JR has been working at the AMC theater on Dennery Road for almost six years. On Monday (October 9) he dispelled the rumor that the IMAX section of the AMC Classic Palm Promenade 24 theater complex would be demolished.
“If anything, we are trying to get a Dolby [version of the] IMAX theater [here],” he said, “like the one in Plaza Bonita.”
Some theatergoers concluded that the IMAX portion of the structure was being torn down after an October 3rd City of San Diego Notice of Application was released that stated an application had been filed for the demolition of 27,605 square feet of the northern wing of the existing AMC theater and the construction of 72,735 square feet of new commercial space at 770 Dennery Road.

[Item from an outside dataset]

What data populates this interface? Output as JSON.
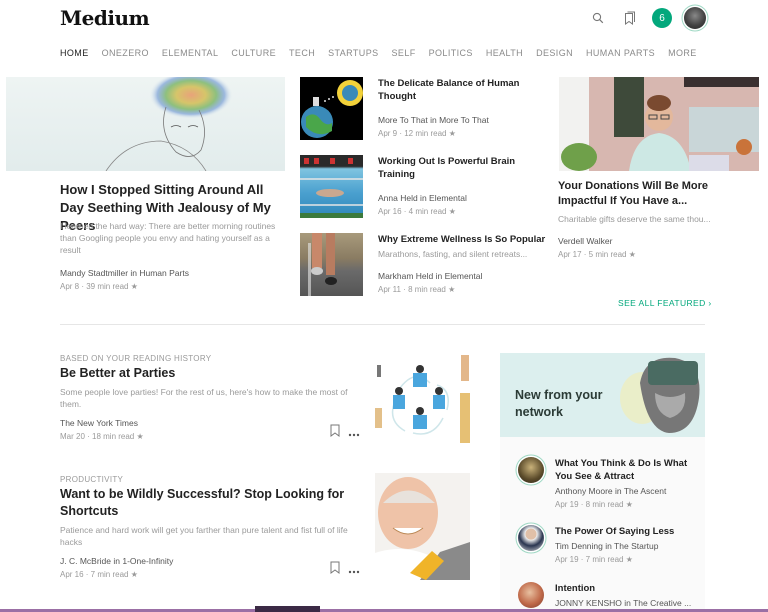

“Eighteen [to] 20-year-old ushers losing jobs to that lousy, run-down IMAX in Tijuana,” posted a moviegoer on his social media. “Someone needs to contact the manager and start getting some answers right away.”
Though the IMAX theater is located on the north side of the complex, theater manager JR assured that, “Everything that people [have] been seeing in the last two or three years is going to stay like this.” The demolition permit is for regular theaters that have already been closed.
The idea of the IMAX theater closing perhaps struck a nerve because this particular theater “charges $10.49 for the regular IMAX and $11.49 for the 3D IMAX,” JR said, “which is the cheapest in town compared to $16 to $19 in other locations.”
JR said the theater offers regular digital 2D, regular digital 3D, IMAX 2D and IMAX 3D (which implements different glasses than the regular digital 3D). This week, Blade Runner 2049 is being shown here in three different formats.
“Back in the day  this [location] actually was the slowest theater in the market,” he said, “and they were going to close down the theater.” Instead they closed 10 of the 24 auditoriums and dropped the ticket prices across the board. Business picked up. He says the theater is ranked “the fourth busiest AMC” in the county.
“From my view, the theater doesn’t generate much in the way of employment or revenue for the community,” said Michael Freedman. “The AMC is mostly a shell building and most of the 24 screens receive minimal patrons [and] the Wal-Mart (next door) is about 125,000 square feet, and I’ll take a wild guess that they have a lot more employees than the AMC.”
Freedman is the chairman of the San Ysidro Community Planning Group. He said “by adding useful commercial space, not only employment opportunities would open up, but hopeful also some opportunities for the small business entrepreneurs.”
Katina was 10 years old when the original Blade Runner came out in 1982. “As far as the additional stores being built, I think it is great for this community,” she said, “as long as they factor in extra parking.”
The “lack of parking” at the venue was one of the complaints about the theater on social media. Others disliked the “dirty” seats and “sticky floors” (due to spilled sodas).
Most though, like Jim, praised the “superdeals” at the theatre. “For the past few years, half of the Palm AMC space has been closed due to Tijuana competition,” he said, “which cut the prices here [to $4.49 before 4 p.m. on select movies] to compete with the $4 [movie ticket prices] in Tijuana.”